Filter out all lines without the word "label" from the data below, please, and copy the rest.

(Entries from a dataset of interfaces)
=== Section Start ===

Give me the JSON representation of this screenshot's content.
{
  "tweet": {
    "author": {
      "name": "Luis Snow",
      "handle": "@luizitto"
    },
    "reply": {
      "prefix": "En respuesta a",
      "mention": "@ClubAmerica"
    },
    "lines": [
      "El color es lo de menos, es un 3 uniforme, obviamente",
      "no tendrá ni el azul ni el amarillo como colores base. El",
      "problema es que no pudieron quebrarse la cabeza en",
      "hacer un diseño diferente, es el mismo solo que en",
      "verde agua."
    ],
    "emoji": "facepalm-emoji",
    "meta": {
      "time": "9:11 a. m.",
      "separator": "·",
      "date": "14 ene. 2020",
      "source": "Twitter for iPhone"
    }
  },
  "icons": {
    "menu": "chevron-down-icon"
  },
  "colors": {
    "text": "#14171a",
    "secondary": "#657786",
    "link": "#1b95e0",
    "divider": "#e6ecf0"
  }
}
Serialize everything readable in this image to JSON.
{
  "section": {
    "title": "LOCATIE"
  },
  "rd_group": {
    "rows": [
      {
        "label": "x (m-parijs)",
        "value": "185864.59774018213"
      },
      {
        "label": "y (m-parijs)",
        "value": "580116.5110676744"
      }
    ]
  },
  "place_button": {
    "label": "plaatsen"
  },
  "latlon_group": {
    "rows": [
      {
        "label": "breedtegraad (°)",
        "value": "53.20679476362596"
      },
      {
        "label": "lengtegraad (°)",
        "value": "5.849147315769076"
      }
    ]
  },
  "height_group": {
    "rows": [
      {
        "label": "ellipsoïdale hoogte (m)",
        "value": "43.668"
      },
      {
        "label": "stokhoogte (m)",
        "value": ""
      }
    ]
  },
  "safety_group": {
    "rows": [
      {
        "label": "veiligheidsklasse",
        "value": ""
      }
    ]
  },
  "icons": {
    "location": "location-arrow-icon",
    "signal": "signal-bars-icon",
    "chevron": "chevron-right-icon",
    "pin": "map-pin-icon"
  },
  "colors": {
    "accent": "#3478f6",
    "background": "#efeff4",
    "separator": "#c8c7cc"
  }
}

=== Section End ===

(ANSWER TO THIS TASK)
        "label": "x (m-parijs)",
        "label": "y (m-parijs)",
    "label": "plaatsen"
        "label": "breedtegraad (°)",
        "label": "lengtegraad (°)",
        "label": "ellipsoïdale hoogte (m)",
        "label": "stokhoogte (m)",
        "label": "veiligheidsklasse",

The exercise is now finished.